### WHAT TO PRODUCE:
Any image in the records should be left out; output everything else exactly.

### DATASET EXTRACT:
==========

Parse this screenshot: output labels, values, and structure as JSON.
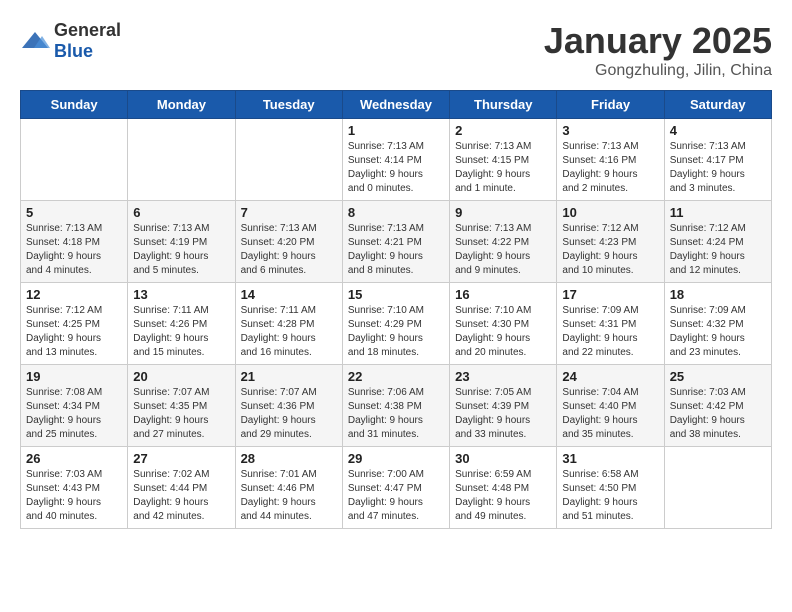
{
  "header": {
    "logo_general": "General",
    "logo_blue": "Blue",
    "month_title": "January 2025",
    "location": "Gongzhuling, Jilin, China"
  },
  "weekdays": [
    "Sunday",
    "Monday",
    "Tuesday",
    "Wednesday",
    "Thursday",
    "Friday",
    "Saturday"
  ],
  "weeks": [
    [
      {
        "day": "",
        "details": ""
      },
      {
        "day": "",
        "details": ""
      },
      {
        "day": "",
        "details": ""
      },
      {
        "day": "1",
        "details": "Sunrise: 7:13 AM\nSunset: 4:14 PM\nDaylight: 9 hours\nand 0 minutes."
      },
      {
        "day": "2",
        "details": "Sunrise: 7:13 AM\nSunset: 4:15 PM\nDaylight: 9 hours\nand 1 minute."
      },
      {
        "day": "3",
        "details": "Sunrise: 7:13 AM\nSunset: 4:16 PM\nDaylight: 9 hours\nand 2 minutes."
      },
      {
        "day": "4",
        "details": "Sunrise: 7:13 AM\nSunset: 4:17 PM\nDaylight: 9 hours\nand 3 minutes."
      }
    ],
    [
      {
        "day": "5",
        "details": "Sunrise: 7:13 AM\nSunset: 4:18 PM\nDaylight: 9 hours\nand 4 minutes."
      },
      {
        "day": "6",
        "details": "Sunrise: 7:13 AM\nSunset: 4:19 PM\nDaylight: 9 hours\nand 5 minutes."
      },
      {
        "day": "7",
        "details": "Sunrise: 7:13 AM\nSunset: 4:20 PM\nDaylight: 9 hours\nand 6 minutes."
      },
      {
        "day": "8",
        "details": "Sunrise: 7:13 AM\nSunset: 4:21 PM\nDaylight: 9 hours\nand 8 minutes."
      },
      {
        "day": "9",
        "details": "Sunrise: 7:13 AM\nSunset: 4:22 PM\nDaylight: 9 hours\nand 9 minutes."
      },
      {
        "day": "10",
        "details": "Sunrise: 7:12 AM\nSunset: 4:23 PM\nDaylight: 9 hours\nand 10 minutes."
      },
      {
        "day": "11",
        "details": "Sunrise: 7:12 AM\nSunset: 4:24 PM\nDaylight: 9 hours\nand 12 minutes."
      }
    ],
    [
      {
        "day": "12",
        "details": "Sunrise: 7:12 AM\nSunset: 4:25 PM\nDaylight: 9 hours\nand 13 minutes."
      },
      {
        "day": "13",
        "details": "Sunrise: 7:11 AM\nSunset: 4:26 PM\nDaylight: 9 hours\nand 15 minutes."
      },
      {
        "day": "14",
        "details": "Sunrise: 7:11 AM\nSunset: 4:28 PM\nDaylight: 9 hours\nand 16 minutes."
      },
      {
        "day": "15",
        "details": "Sunrise: 7:10 AM\nSunset: 4:29 PM\nDaylight: 9 hours\nand 18 minutes."
      },
      {
        "day": "16",
        "details": "Sunrise: 7:10 AM\nSunset: 4:30 PM\nDaylight: 9 hours\nand 20 minutes."
      },
      {
        "day": "17",
        "details": "Sunrise: 7:09 AM\nSunset: 4:31 PM\nDaylight: 9 hours\nand 22 minutes."
      },
      {
        "day": "18",
        "details": "Sunrise: 7:09 AM\nSunset: 4:32 PM\nDaylight: 9 hours\nand 23 minutes."
      }
    ],
    [
      {
        "day": "19",
        "details": "Sunrise: 7:08 AM\nSunset: 4:34 PM\nDaylight: 9 hours\nand 25 minutes."
      },
      {
        "day": "20",
        "details": "Sunrise: 7:07 AM\nSunset: 4:35 PM\nDaylight: 9 hours\nand 27 minutes."
      },
      {
        "day": "21",
        "details": "Sunrise: 7:07 AM\nSunset: 4:36 PM\nDaylight: 9 hours\nand 29 minutes."
      },
      {
        "day": "22",
        "details": "Sunrise: 7:06 AM\nSunset: 4:38 PM\nDaylight: 9 hours\nand 31 minutes."
      },
      {
        "day": "23",
        "details": "Sunrise: 7:05 AM\nSunset: 4:39 PM\nDaylight: 9 hours\nand 33 minutes."
      },
      {
        "day": "24",
        "details": "Sunrise: 7:04 AM\nSunset: 4:40 PM\nDaylight: 9 hours\nand 35 minutes."
      },
      {
        "day": "25",
        "details": "Sunrise: 7:03 AM\nSunset: 4:42 PM\nDaylight: 9 hours\nand 38 minutes."
      }
    ],
    [
      {
        "day": "26",
        "details": "Sunrise: 7:03 AM\nSunset: 4:43 PM\nDaylight: 9 hours\nand 40 minutes."
      },
      {
        "day": "27",
        "details": "Sunrise: 7:02 AM\nSunset: 4:44 PM\nDaylight: 9 hours\nand 42 minutes."
      },
      {
        "day": "28",
        "details": "Sunrise: 7:01 AM\nSunset: 4:46 PM\nDaylight: 9 hours\nand 44 minutes."
      },
      {
        "day": "29",
        "details": "Sunrise: 7:00 AM\nSunset: 4:47 PM\nDaylight: 9 hours\nand 47 minutes."
      },
      {
        "day": "30",
        "details": "Sunrise: 6:59 AM\nSunset: 4:48 PM\nDaylight: 9 hours\nand 49 minutes."
      },
      {
        "day": "31",
        "details": "Sunrise: 6:58 AM\nSunset: 4:50 PM\nDaylight: 9 hours\nand 51 minutes."
      },
      {
        "day": "",
        "details": ""
      }
    ]
  ]
}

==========

### OUTPUT FOR THIS EXERCISE:
Parse this screenshot: output labels, values, and structure as JSON.
{
  "header": {
    "logo_general": "General",
    "logo_blue": "Blue",
    "month_title": "January 2025",
    "location": "Gongzhuling, Jilin, China"
  },
  "weekdays": [
    "Sunday",
    "Monday",
    "Tuesday",
    "Wednesday",
    "Thursday",
    "Friday",
    "Saturday"
  ],
  "weeks": [
    [
      {
        "day": "",
        "details": ""
      },
      {
        "day": "",
        "details": ""
      },
      {
        "day": "",
        "details": ""
      },
      {
        "day": "1",
        "details": "Sunrise: 7:13 AM\nSunset: 4:14 PM\nDaylight: 9 hours\nand 0 minutes."
      },
      {
        "day": "2",
        "details": "Sunrise: 7:13 AM\nSunset: 4:15 PM\nDaylight: 9 hours\nand 1 minute."
      },
      {
        "day": "3",
        "details": "Sunrise: 7:13 AM\nSunset: 4:16 PM\nDaylight: 9 hours\nand 2 minutes."
      },
      {
        "day": "4",
        "details": "Sunrise: 7:13 AM\nSunset: 4:17 PM\nDaylight: 9 hours\nand 3 minutes."
      }
    ],
    [
      {
        "day": "5",
        "details": "Sunrise: 7:13 AM\nSunset: 4:18 PM\nDaylight: 9 hours\nand 4 minutes."
      },
      {
        "day": "6",
        "details": "Sunrise: 7:13 AM\nSunset: 4:19 PM\nDaylight: 9 hours\nand 5 minutes."
      },
      {
        "day": "7",
        "details": "Sunrise: 7:13 AM\nSunset: 4:20 PM\nDaylight: 9 hours\nand 6 minutes."
      },
      {
        "day": "8",
        "details": "Sunrise: 7:13 AM\nSunset: 4:21 PM\nDaylight: 9 hours\nand 8 minutes."
      },
      {
        "day": "9",
        "details": "Sunrise: 7:13 AM\nSunset: 4:22 PM\nDaylight: 9 hours\nand 9 minutes."
      },
      {
        "day": "10",
        "details": "Sunrise: 7:12 AM\nSunset: 4:23 PM\nDaylight: 9 hours\nand 10 minutes."
      },
      {
        "day": "11",
        "details": "Sunrise: 7:12 AM\nSunset: 4:24 PM\nDaylight: 9 hours\nand 12 minutes."
      }
    ],
    [
      {
        "day": "12",
        "details": "Sunrise: 7:12 AM\nSunset: 4:25 PM\nDaylight: 9 hours\nand 13 minutes."
      },
      {
        "day": "13",
        "details": "Sunrise: 7:11 AM\nSunset: 4:26 PM\nDaylight: 9 hours\nand 15 minutes."
      },
      {
        "day": "14",
        "details": "Sunrise: 7:11 AM\nSunset: 4:28 PM\nDaylight: 9 hours\nand 16 minutes."
      },
      {
        "day": "15",
        "details": "Sunrise: 7:10 AM\nSunset: 4:29 PM\nDaylight: 9 hours\nand 18 minutes."
      },
      {
        "day": "16",
        "details": "Sunrise: 7:10 AM\nSunset: 4:30 PM\nDaylight: 9 hours\nand 20 minutes."
      },
      {
        "day": "17",
        "details": "Sunrise: 7:09 AM\nSunset: 4:31 PM\nDaylight: 9 hours\nand 22 minutes."
      },
      {
        "day": "18",
        "details": "Sunrise: 7:09 AM\nSunset: 4:32 PM\nDaylight: 9 hours\nand 23 minutes."
      }
    ],
    [
      {
        "day": "19",
        "details": "Sunrise: 7:08 AM\nSunset: 4:34 PM\nDaylight: 9 hours\nand 25 minutes."
      },
      {
        "day": "20",
        "details": "Sunrise: 7:07 AM\nSunset: 4:35 PM\nDaylight: 9 hours\nand 27 minutes."
      },
      {
        "day": "21",
        "details": "Sunrise: 7:07 AM\nSunset: 4:36 PM\nDaylight: 9 hours\nand 29 minutes."
      },
      {
        "day": "22",
        "details": "Sunrise: 7:06 AM\nSunset: 4:38 PM\nDaylight: 9 hours\nand 31 minutes."
      },
      {
        "day": "23",
        "details": "Sunrise: 7:05 AM\nSunset: 4:39 PM\nDaylight: 9 hours\nand 33 minutes."
      },
      {
        "day": "24",
        "details": "Sunrise: 7:04 AM\nSunset: 4:40 PM\nDaylight: 9 hours\nand 35 minutes."
      },
      {
        "day": "25",
        "details": "Sunrise: 7:03 AM\nSunset: 4:42 PM\nDaylight: 9 hours\nand 38 minutes."
      }
    ],
    [
      {
        "day": "26",
        "details": "Sunrise: 7:03 AM\nSunset: 4:43 PM\nDaylight: 9 hours\nand 40 minutes."
      },
      {
        "day": "27",
        "details": "Sunrise: 7:02 AM\nSunset: 4:44 PM\nDaylight: 9 hours\nand 42 minutes."
      },
      {
        "day": "28",
        "details": "Sunrise: 7:01 AM\nSunset: 4:46 PM\nDaylight: 9 hours\nand 44 minutes."
      },
      {
        "day": "29",
        "details": "Sunrise: 7:00 AM\nSunset: 4:47 PM\nDaylight: 9 hours\nand 47 minutes."
      },
      {
        "day": "30",
        "details": "Sunrise: 6:59 AM\nSunset: 4:48 PM\nDaylight: 9 hours\nand 49 minutes."
      },
      {
        "day": "31",
        "details": "Sunrise: 6:58 AM\nSunset: 4:50 PM\nDaylight: 9 hours\nand 51 minutes."
      },
      {
        "day": "",
        "details": ""
      }
    ]
  ]
}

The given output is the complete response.